  14. 14. All Visits data tells a nice story...14Minimal loyaltygroup (purple)downward trendindicatesimproving contentengagementHigh loyaltygroup (blue)upward trendindicates sameThis Impact of this Data on the Site or Program• This good-looking chart may indicate high content engagement and/or perceived value• This data may correlate to increasing conversion behaviorsActing on this Data• Identify moderate and high loyalty pages as a means of duplicating, or improving others• Examining conversion behaviors of these segments may yield addl insights• Correlating high bounce rate pages to one-time visits may yield addl insights• Test different content types in an attempt to move minimal visitors into moderate groupKey Trendsand Insights
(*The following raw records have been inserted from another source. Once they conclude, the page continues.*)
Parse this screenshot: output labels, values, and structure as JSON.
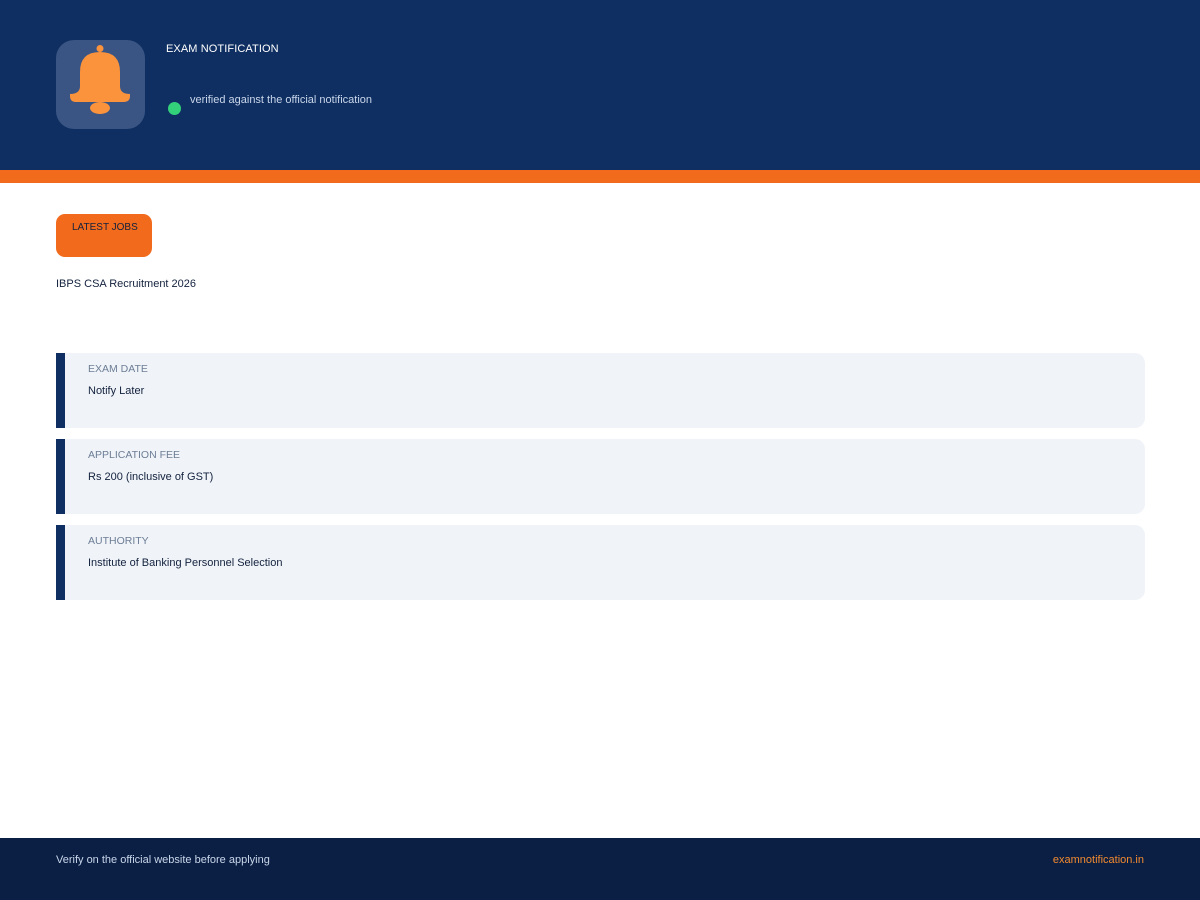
{
  "header": {
    "title": "EXAM NOTIFICATION",
    "icon": "bell-icon",
    "verified_text": "verified against the official notification"
  },
  "badge": {
    "label": "LATEST JOBS"
  },
  "job": {
    "title": "IBPS CSA Recruitment 2026"
  },
  "details": [
    {
      "label": "EXAM DATE",
      "value": "Notify Later"
    },
    {
      "label": "APPLICATION FEE",
      "value": "Rs 200 (inclusive of GST)"
    },
    {
      "label": "AUTHORITY",
      "value": "Institute of Banking Personnel Selection"
    }
  ],
  "footer": {
    "note": "Verify on the official website before applying",
    "site": "examnotification.in"
  },
  "colors": {
    "header_bg": "#0f2f62",
    "accent": "#f26b1d",
    "verified": "#33d17a",
    "card_bg": "#f0f4f9",
    "footer_bg": "#0b1f45"
  }
}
  15. 15. 15This Impact of this Data on the Site or Program• Organic search listings are driving poorly-targeted traffic• Will result in decreased organic search performance over timeActing on this Data• Refocus title tags, meta-description tags and page content for important pages• Perform link analysis to see where other SEO improvements can be madeMinimalfrequency groupupward trendindicates organiclistings are notappropriatelytargetedModeratefrequency groupdownward trendindicates sameHigh frequencygroup trendingslightly downward,in contrast toprevious chart‟supward slopeKey Trendsand Insights…But applying segmentation tells a different story